Lubricate Moving Parts

Ensuring the door’s rollers and any other moving parts are well lubricated will help reduce stress on the door’s openers and rollers, prolonging their useful lives. Apply a quality spray lubricant like white lithium grease on the door’s hinges and rollers at least two times a year. If any hinges or roller seem stuck, spray a penetrating solution such as WD-40 before wiping them clean and applying some grease.

Also, make sure you grease the bearings on torsion spring openers and the pulleys in extension spring openers. For rusty torsion springs, apply a bit of oil and wipe them down. If the door opener has a metal screw or chain, spray a bit of white lithium grease on it. Never use lubricants on belt drive openers.

Test the Door’s Balance

When a garage door isn’t properly balanced, its opener is forced to work harder, which means it won’t last that long. A garage door needs to be so well-balanced by its springs, that just a few pounds of force lift it up. To test this, pull the automatic opener’s release handle and manually lift the door to halfway open – it should remain in place without any help. If it does not, it is either the springs are old and worn, or the door is improperly balanced.
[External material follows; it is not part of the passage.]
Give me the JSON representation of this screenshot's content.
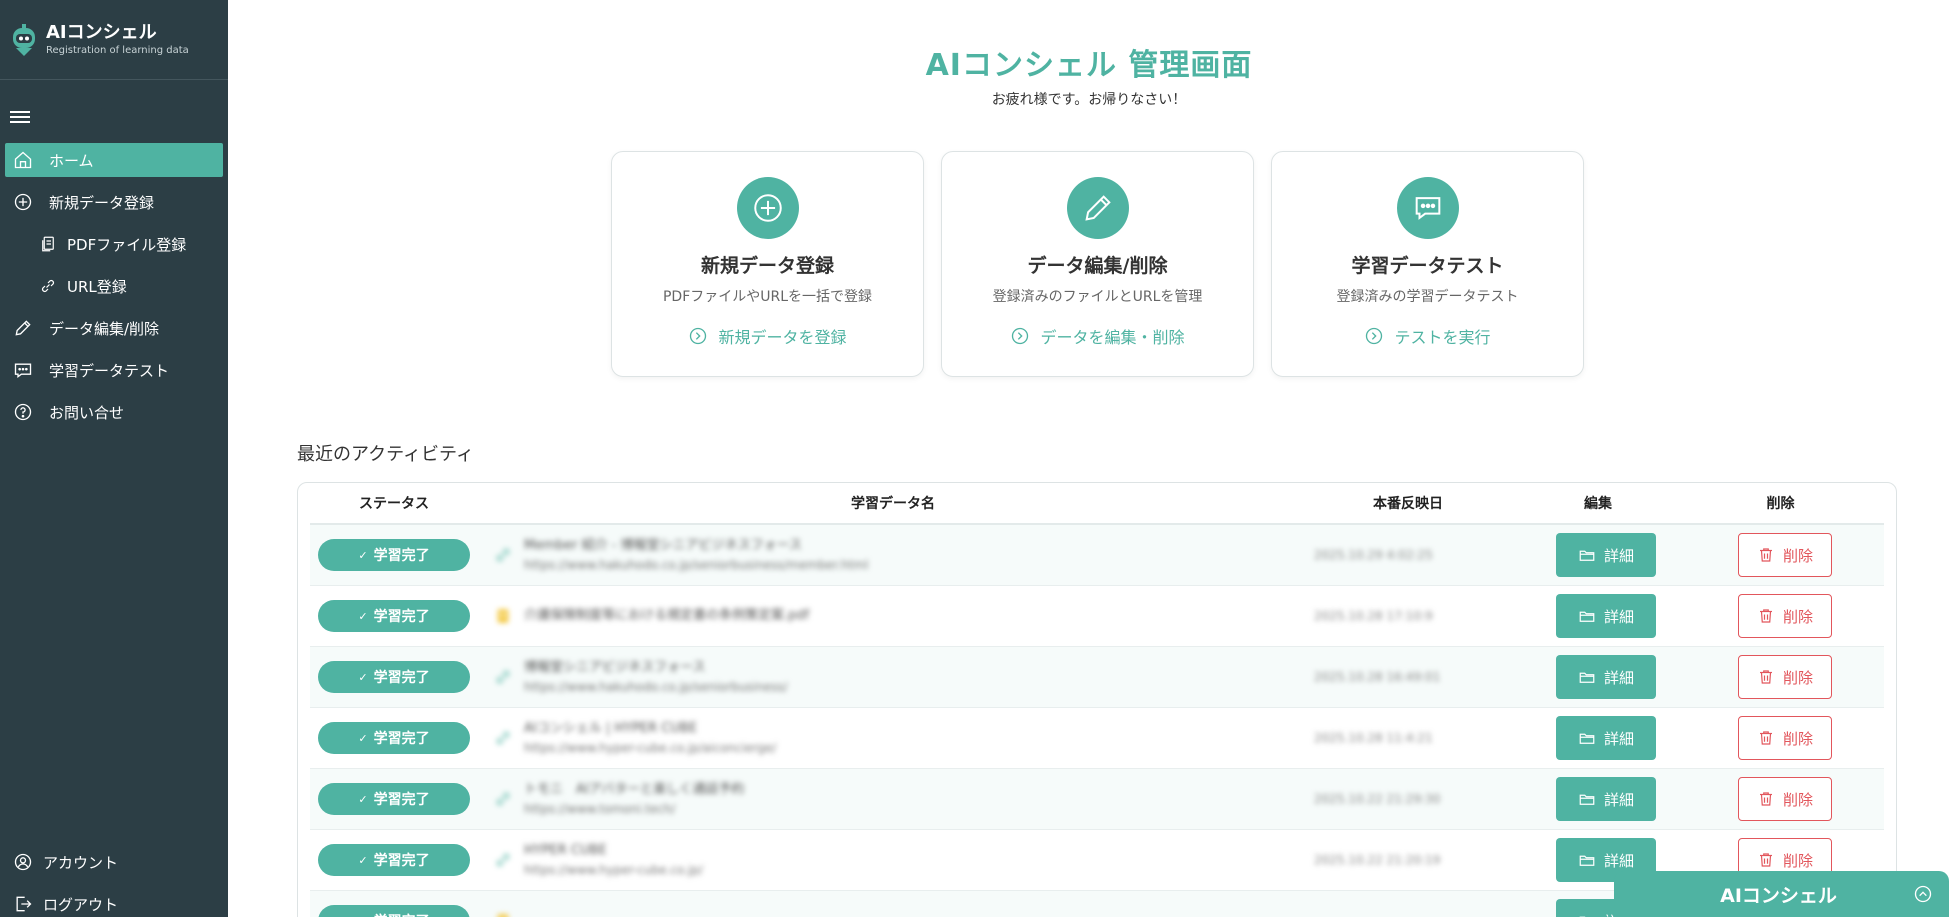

Call a professional in and have them look at the springs.

Test the Door’s Auto-Reverse Feature

Every automatic garage door opener has an auto-reverse feature that’s designed to stop and reverse the door’s direction if it hits an object as the door closes or detects objects in the path of the door. The system is generally activated by a pair of photocells or pressure sensors located on either side of the garage door.

To test the pressure sensor, place a piece of 2 by four board flat on the floor in the door’s path. When it comes down and touches the board you’ve laid down, it should immediately reverse and go back up. To test the door’s photoelectric systems with sensors on each side, have the door close the pass a foot in the path of the door. If the sensors are working just fine, the door will reverse and go back up.

For instructions on how to adjust the door’s auto-reverse function, consult the garage door’s opener instructions manual. Door openers on older garage doors lack this basic feature that’s now considered mandatory in many areas and should be replaced.

Replace or Repair the Weatherstripping

Almost all garage doors have a rubber weatherstripping that runs along the door’s bottom and whose work is to keep out the cold, dirt, dust, and water. Don’t forget it at least twice a year to ensure it’s in great shape. Some weatherstrippings are fitted to the bottom of the garage door using a flange that slides into grooves located at the bottom of the door. For wooden doors, the stripping is generally nailed in place. The good thing is that it’s sold in large rolls or by the foot at big-box home improvement stores and hardware stores.

Some garage doors have weatherstripping along the sides; if yours does, don’t forget to check its condition. Reattach loose spots or replace the entire stripping if it’s damaged or worn out.

Clean the Door and Give It a New Coat of Paint

While checking other components, do not forget to inspect the door itself. If your door is made of steel, check for rust spots that need to be sanded down, primed, and painted over. Fiberglass garage doors can be washed in all-purpose cleaners. However, when it comes to wood garage doors, you need to pay close attention since they are susceptible to water damage and warping. Remove peeling and chipped paint before sanding and repainting the door. If your garage door is made of wood and doesn’t have any weatherstripping along its bottom, ensure the edge is painted or well-sealed before installing weatherstripping.

Cormac Reynolds